Mexican 'crime scene' with 150 skulls turns out to be 1,000-year-old ritual site
“Believing they were looking at a crime scene, investigators collected the bones and started examining them"
April 28, 2022 5:29pm
Updated: April 29, 2022 11:14am
In 2012, Mexican authorities reported that they had found a crime scene with 150 skulls in a cave near Mexico's border with Guatemala. To find out more about what kinds of crimes were committed there, police took the bones back to Mexico City.
A decade later, analysts discovered that the skulls belonged to sacrificial victims killed between A.D. 900 and 1200, reported the National Institute of Anthropology and History (INAH).
“Believing they were looking at a crime scene, investigators collected the bones and started examining them in Tuxtla Gutierrez,” INAH said in a statement.
The border area in Chiapas near Frontera Comalapa is known for violence, crime, and human trafficking, prompting the police officers investigating the scene to believe it was a crime.
However, on Wednesday, experts said that the skulls of the decapitated victims might have been put in display within the cave by an ancient civilization—something that the Spanish conquistadores reported seeing in the 1520’s.
“Racks known as “tzompantli” were where the Aztecs displayed the severed heads of sacrifice victims on wooden poles pushed through the sides of the skull,” reported the Guardian when a similar trophy rack was discovered in 2015 in Mexico City’s Templo Mayor Aztec ruins.
At first archaeologists did not think it was a display. Most pre-Hispanic skulls found in Mexico usually have a hole bashed on the sides of the skull and are usually found in ceremonial plazas, yet these skulls were intact and found in a cave. However, experts now claim that the skulls inside the cave might have rested on top of the poles.
Most of the skulls found in the cave belonged to women and none of them had teeth.
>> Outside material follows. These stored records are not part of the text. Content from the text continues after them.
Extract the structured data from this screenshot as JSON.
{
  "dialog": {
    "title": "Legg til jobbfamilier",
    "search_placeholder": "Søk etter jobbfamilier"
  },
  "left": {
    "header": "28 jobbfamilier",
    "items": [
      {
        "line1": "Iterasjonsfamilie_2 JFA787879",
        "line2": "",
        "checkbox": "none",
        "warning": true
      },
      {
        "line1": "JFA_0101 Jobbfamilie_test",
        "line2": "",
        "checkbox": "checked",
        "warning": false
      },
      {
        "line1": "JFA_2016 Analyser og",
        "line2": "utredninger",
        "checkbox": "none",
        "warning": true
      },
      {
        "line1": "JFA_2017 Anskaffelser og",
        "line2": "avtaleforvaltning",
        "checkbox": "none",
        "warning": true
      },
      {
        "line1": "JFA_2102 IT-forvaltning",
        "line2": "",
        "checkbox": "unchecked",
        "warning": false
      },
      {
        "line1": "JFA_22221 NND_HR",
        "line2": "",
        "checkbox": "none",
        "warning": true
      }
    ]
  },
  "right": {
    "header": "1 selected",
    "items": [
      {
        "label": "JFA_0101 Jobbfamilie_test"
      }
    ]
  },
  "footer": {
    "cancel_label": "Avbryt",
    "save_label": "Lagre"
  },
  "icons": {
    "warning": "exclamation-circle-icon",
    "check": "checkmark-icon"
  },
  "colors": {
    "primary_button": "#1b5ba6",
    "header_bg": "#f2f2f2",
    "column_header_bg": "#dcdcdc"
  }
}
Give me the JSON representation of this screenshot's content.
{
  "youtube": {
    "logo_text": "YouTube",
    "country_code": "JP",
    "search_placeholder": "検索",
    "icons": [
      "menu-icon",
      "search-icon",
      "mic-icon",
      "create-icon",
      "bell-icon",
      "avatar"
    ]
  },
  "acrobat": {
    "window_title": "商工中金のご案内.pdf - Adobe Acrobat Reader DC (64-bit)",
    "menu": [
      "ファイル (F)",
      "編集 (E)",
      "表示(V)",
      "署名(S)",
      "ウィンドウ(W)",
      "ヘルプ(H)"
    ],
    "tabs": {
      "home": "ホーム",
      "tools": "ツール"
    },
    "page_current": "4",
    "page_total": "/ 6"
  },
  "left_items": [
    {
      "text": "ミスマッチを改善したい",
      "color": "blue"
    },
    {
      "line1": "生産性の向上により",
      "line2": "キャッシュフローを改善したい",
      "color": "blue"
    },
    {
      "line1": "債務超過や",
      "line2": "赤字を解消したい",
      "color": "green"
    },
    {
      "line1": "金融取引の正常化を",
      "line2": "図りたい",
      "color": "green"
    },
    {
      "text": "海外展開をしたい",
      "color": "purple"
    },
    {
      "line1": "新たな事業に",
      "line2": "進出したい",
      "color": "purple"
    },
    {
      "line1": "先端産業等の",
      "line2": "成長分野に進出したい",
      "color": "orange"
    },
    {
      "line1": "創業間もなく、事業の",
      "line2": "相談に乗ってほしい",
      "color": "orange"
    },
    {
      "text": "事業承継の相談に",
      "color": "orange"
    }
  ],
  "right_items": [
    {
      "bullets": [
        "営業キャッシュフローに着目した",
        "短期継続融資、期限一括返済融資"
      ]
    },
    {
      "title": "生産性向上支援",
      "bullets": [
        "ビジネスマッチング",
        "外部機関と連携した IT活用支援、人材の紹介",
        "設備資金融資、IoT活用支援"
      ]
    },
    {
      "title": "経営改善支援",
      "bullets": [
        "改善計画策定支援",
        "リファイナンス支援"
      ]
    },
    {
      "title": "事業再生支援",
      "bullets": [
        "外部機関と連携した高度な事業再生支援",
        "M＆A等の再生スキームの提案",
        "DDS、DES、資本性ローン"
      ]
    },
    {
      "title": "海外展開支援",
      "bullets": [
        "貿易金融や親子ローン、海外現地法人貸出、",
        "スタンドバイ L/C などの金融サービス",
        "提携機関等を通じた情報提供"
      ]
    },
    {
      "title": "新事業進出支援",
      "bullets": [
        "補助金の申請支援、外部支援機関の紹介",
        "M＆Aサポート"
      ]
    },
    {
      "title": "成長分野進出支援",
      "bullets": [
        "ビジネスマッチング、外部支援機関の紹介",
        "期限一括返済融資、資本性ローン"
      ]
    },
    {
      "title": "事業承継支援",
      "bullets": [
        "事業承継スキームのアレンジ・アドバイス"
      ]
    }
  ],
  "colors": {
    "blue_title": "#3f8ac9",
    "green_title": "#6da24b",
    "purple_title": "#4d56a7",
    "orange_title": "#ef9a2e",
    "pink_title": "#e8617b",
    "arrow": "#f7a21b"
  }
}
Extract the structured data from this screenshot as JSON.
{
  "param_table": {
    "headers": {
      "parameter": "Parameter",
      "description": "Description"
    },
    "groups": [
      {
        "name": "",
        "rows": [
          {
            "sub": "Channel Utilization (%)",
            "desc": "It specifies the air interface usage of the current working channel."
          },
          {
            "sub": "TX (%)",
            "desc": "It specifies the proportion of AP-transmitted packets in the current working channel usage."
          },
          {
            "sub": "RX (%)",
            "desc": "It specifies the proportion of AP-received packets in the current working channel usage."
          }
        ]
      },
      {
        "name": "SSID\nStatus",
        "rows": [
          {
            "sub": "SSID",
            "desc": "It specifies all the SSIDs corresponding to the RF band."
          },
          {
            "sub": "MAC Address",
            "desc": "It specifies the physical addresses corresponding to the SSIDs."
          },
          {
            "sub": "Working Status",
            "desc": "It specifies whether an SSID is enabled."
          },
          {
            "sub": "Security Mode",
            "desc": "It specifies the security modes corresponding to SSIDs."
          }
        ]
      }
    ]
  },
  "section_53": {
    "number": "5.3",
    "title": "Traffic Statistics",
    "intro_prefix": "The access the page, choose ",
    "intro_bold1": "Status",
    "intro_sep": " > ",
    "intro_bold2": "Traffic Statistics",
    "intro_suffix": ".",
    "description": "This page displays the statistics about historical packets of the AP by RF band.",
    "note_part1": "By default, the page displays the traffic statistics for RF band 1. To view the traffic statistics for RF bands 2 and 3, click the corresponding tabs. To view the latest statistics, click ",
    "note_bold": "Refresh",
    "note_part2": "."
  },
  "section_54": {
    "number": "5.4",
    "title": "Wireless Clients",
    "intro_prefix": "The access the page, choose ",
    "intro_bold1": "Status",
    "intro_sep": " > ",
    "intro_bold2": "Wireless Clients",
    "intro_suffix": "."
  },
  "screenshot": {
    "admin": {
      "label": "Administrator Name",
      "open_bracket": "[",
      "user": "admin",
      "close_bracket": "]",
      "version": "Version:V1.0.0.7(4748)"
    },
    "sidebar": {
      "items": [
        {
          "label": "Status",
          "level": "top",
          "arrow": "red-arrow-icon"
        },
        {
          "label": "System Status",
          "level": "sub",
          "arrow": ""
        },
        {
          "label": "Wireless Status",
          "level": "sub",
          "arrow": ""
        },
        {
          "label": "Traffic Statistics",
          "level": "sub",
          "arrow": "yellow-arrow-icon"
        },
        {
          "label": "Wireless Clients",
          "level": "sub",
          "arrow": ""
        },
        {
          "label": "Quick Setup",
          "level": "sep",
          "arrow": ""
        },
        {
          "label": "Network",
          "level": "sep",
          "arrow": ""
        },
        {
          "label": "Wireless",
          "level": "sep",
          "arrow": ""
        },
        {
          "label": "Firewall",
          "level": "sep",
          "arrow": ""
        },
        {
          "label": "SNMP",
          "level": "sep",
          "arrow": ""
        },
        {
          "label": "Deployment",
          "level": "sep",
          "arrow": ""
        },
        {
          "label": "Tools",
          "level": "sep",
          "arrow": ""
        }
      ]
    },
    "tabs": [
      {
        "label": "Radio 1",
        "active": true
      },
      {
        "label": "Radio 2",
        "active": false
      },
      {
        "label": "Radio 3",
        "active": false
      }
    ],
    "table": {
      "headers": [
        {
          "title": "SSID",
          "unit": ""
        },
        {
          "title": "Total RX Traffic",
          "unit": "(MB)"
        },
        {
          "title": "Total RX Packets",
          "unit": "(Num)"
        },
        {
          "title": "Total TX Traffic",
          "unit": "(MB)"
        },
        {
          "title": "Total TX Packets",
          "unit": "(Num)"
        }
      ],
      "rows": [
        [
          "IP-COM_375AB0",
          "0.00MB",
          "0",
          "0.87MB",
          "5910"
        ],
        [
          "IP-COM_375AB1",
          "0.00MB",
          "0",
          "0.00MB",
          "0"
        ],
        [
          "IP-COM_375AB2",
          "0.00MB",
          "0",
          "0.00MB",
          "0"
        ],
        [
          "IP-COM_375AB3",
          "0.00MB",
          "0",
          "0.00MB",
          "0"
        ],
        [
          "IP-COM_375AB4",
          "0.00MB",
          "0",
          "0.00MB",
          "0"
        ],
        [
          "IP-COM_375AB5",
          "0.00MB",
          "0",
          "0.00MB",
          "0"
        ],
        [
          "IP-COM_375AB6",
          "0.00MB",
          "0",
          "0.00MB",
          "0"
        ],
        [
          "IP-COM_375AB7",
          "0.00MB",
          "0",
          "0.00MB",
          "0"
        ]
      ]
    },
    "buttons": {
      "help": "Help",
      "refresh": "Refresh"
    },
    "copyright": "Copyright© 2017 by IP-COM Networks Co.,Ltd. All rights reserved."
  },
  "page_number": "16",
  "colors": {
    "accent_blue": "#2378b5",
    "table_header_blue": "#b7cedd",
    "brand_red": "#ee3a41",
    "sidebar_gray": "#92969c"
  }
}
This discovery has prompted archeologists to remind people to inform them when they discover skulls or similar objects. “When people find something that could be in an archaeological context, don't touch it and notify local authorities or directly the INAH,” said archaeologist Javier Montes de Paz.